I write today because I’ve been blessed. I get the rare opportunity to see undiscovered genius in the eyes and actions of a young, misunderstood, dismissed and discarded demographic. Today, I am engaged with a bevy of benevolent people who, like me, believe we can halt the disgusting numbers of mostly poor, mostly black kids funneled into the preschool-to-prison pipeline. Today, we emphasize their worth, invest in their individual talents and empower them with the powerful notion that they will be the generation that reclaims and revitalizes long-ignored communities.

I am in awe of a higher power that has brought me (at times, kicking and screaming) back home. I live a life that reminds me that the blessings and benevolence that has brought me “success” can indeed be paid forward.

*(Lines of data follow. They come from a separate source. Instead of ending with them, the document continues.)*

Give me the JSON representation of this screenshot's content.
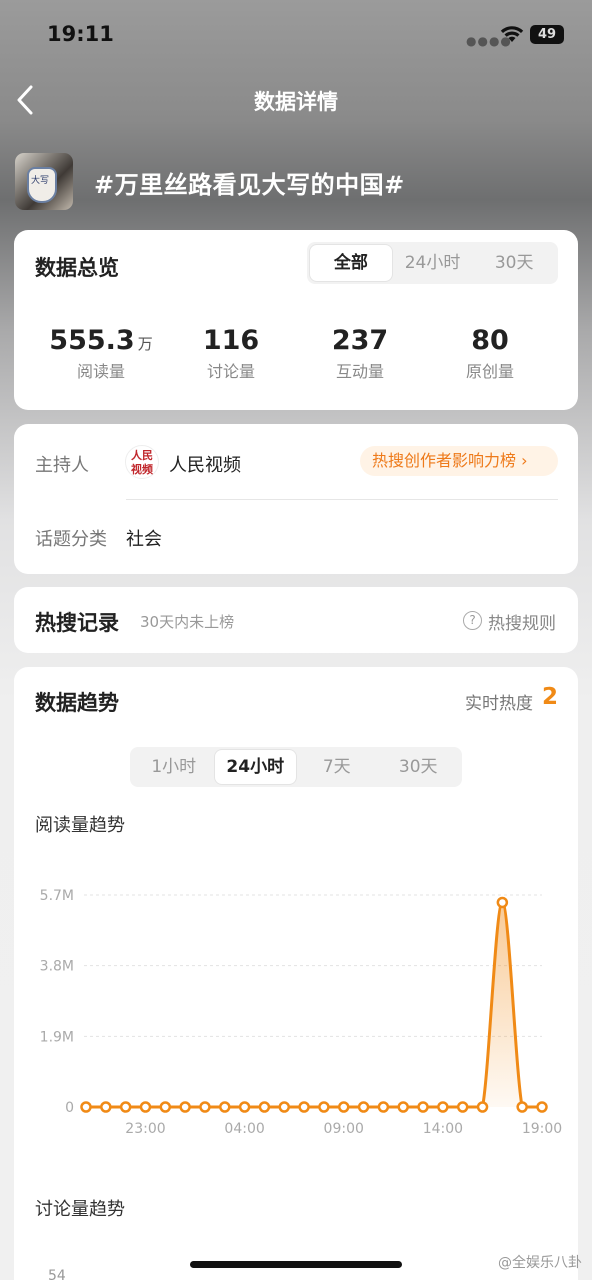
{
  "status": {
    "time": "19:11",
    "battery": "49"
  },
  "nav": {
    "title": "数据详情"
  },
  "topic": {
    "title": "#万里丝路看见大写的中国#",
    "thumb_text": "大写"
  },
  "overview": {
    "title": "数据总览",
    "tabs": [
      "全部",
      "24小时",
      "30天"
    ],
    "active_tab": "全部",
    "stats": [
      {
        "value": "555.3",
        "unit": "万",
        "label": "阅读量"
      },
      {
        "value": "116",
        "unit": "",
        "label": "讨论量"
      },
      {
        "value": "237",
        "unit": "",
        "label": "互动量"
      },
      {
        "value": "80",
        "unit": "",
        "label": "原创量"
      }
    ]
  },
  "info": {
    "host_label": "主持人",
    "host_name": "人民视频",
    "host_logo_text": "人民视频",
    "influence_link": "热搜创作者影响力榜 ›",
    "category_label": "话题分类",
    "category_value": "社会"
  },
  "hot_search": {
    "title": "热搜记录",
    "note": "30天内未上榜",
    "rules": "热搜规则"
  },
  "trend": {
    "title": "数据趋势",
    "heat_label": "实时热度",
    "heat_value": "2",
    "tabs": [
      "1小时",
      "24小时",
      "7天",
      "30天"
    ],
    "active_tab": "24小时",
    "read_title": "阅读量趋势",
    "discuss_title": "讨论量趋势",
    "discuss_y_top": "54"
  },
  "colors": {
    "accent": "#ee7a1a",
    "line": "#f08a16"
  },
  "chart_data": {
    "type": "area",
    "title": "阅读量趋势",
    "xlabel": "",
    "ylabel": "",
    "y_ticks": [
      "0",
      "1.9M",
      "3.8M",
      "5.7M"
    ],
    "ylim": [
      0,
      5700000
    ],
    "x_ticks": [
      "23:00",
      "04:00",
      "09:00",
      "14:00",
      "19:00"
    ],
    "grid": true,
    "series": [
      {
        "values": [
          0,
          0,
          0,
          0,
          0,
          0,
          0,
          0,
          0,
          0,
          0,
          0,
          0,
          0,
          0,
          0,
          0,
          0,
          0,
          0,
          0,
          5500000,
          0,
          0
        ]
      }
    ]
  },
  "watermark": "@全娱乐八卦"
}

I don’t put on any pretenses with the Sweet Potato Project youth. They see my 1999 hoopty pulling up for classes.  They know I live in a high-crime, low-income neighborhood like theirs. And just so they don’t take this summer job opportunity for granted, I’ve told them about our struggles to raise money so they can “earn while they learn.” They know a whole bunch of people- instructors, donors, business people, a priest and a principal who have allowed us to hold classes at the church’s school-all give a damn about their futures.

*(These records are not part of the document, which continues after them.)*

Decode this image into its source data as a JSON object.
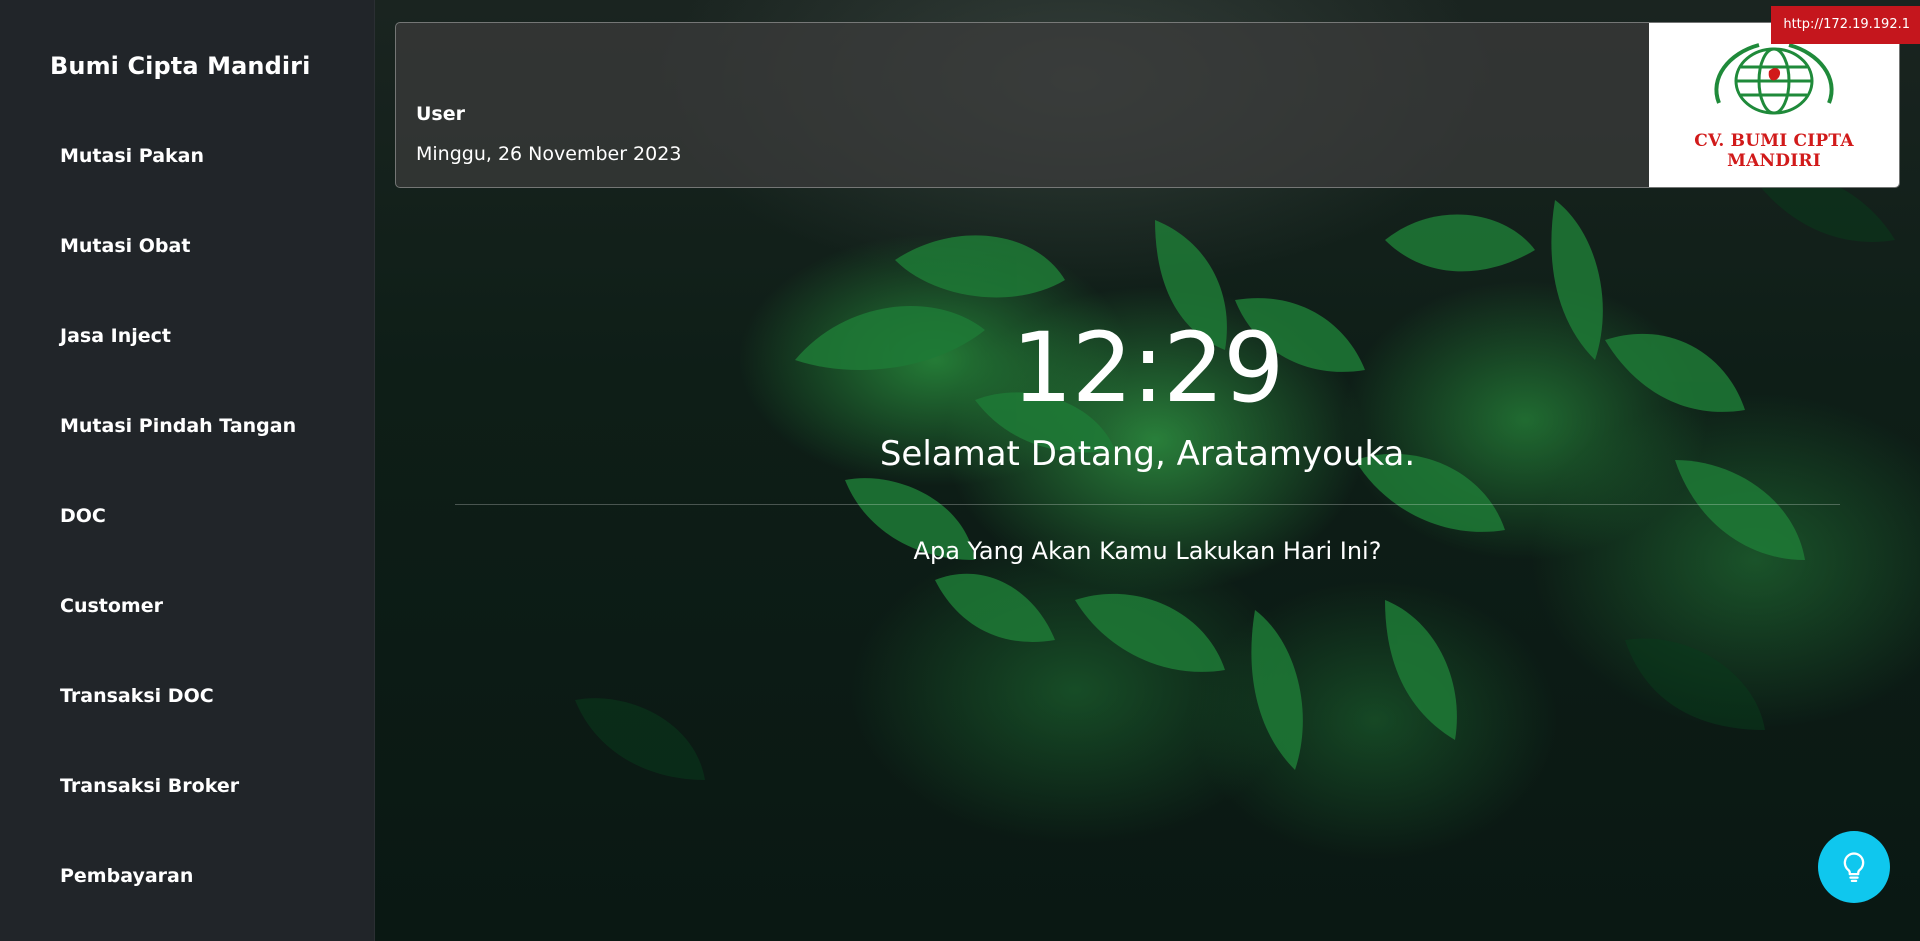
{
  "sidebar": {
    "brand": "Bumi Cipta Mandiri",
    "items": [
      {
        "label": "Mutasi Pakan"
      },
      {
        "label": "Mutasi Obat"
      },
      {
        "label": "Jasa Inject"
      },
      {
        "label": "Mutasi Pindah Tangan"
      },
      {
        "label": "DOC"
      },
      {
        "label": "Customer"
      },
      {
        "label": "Transaksi DOC"
      },
      {
        "label": "Transaksi Broker"
      },
      {
        "label": "Pembayaran"
      }
    ]
  },
  "header": {
    "user_label": "User",
    "date_text": "Minggu, 26 November 2023",
    "logo_text": "CV. BUMI CIPTA MANDIRI"
  },
  "url_badge": "http://172.19.192.1",
  "main": {
    "clock": "12:29",
    "welcome": "Selamat Datang, Aratamyouka.",
    "question": "Apa Yang Akan Kamu Lakukan Hari Ini?"
  },
  "tip_button": {
    "icon": "lightbulb-icon"
  },
  "colors": {
    "sidebar_bg": "#212529",
    "url_badge_bg": "#c5161d",
    "tip_button_bg": "#0fc7ee",
    "logo_red": "#d11a1a",
    "logo_green": "#1f8a3a"
  }
}
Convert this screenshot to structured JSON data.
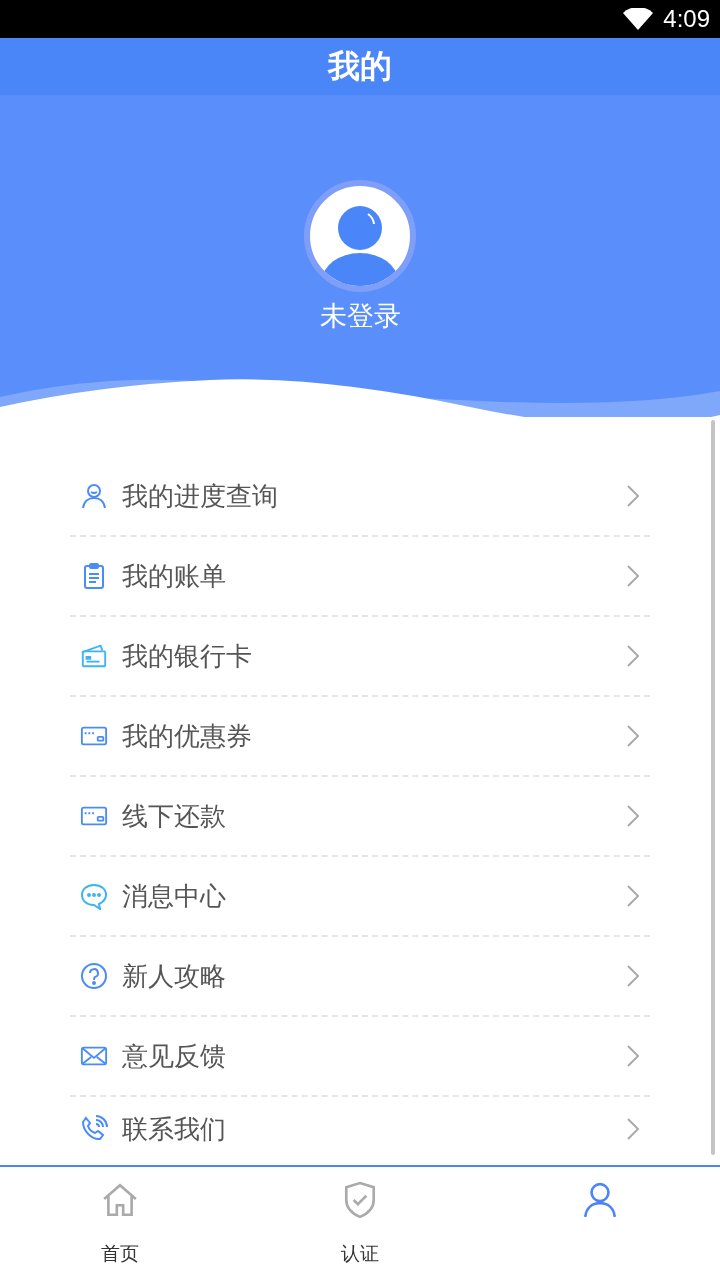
{
  "status_bar": {
    "time": "4:09"
  },
  "header": {
    "title": "我的"
  },
  "profile": {
    "name": "未登录"
  },
  "menu": [
    {
      "kind": "person",
      "label": "我的进度查询"
    },
    {
      "kind": "clipboard",
      "label": "我的账单"
    },
    {
      "kind": "cards",
      "label": "我的银行卡"
    },
    {
      "kind": "card",
      "label": "我的优惠券"
    },
    {
      "kind": "card",
      "label": "线下还款"
    },
    {
      "kind": "chat",
      "label": "消息中心"
    },
    {
      "kind": "question",
      "label": "新人攻略"
    },
    {
      "kind": "mail",
      "label": "意见反馈"
    },
    {
      "kind": "phone",
      "label": "联系我们"
    }
  ],
  "tab_bar": [
    {
      "kind": "home",
      "label": "首页",
      "selected": false
    },
    {
      "kind": "shield",
      "label": "认证",
      "selected": false
    },
    {
      "kind": "person",
      "selected": true
    }
  ]
}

Today, they see a dream unfolding with vacant lots being turned into sweet potato-producing gardens. They see the flip side, the progressive side of “supply & demand” and they’re creating food-based products that will put money in their pockets and keep aspirations in their hearts. Most important, they see themselves as urban pioneers who will prove that we can indeed bring opportunity, jobs and small businesses back to areas of the city that have been maligned, misunderstood and abandoned.

I am in a place where the young and the powerless are empowered, where a small group of caring people help them discover their gifts, their purpose and their individual worth.  With the splintered stairwell, the fall from grace and all “the stuff” in between, universal wisdom is revealed:  We can choose the path (sometimes by accident) but we can’t dictate the journey. What is supposed to be…simply is!

This, in all its organic simplicity, is my humble awakening.

Sylvester Brown, Jr. is a St. Louis-based writer and founder of the Sweet Potato Project, an entrepreneurial program for youth offered by the North Area Community Development Corporation.

Week Three & Four of the Summer Program:

Week One & Two of the Summer Program: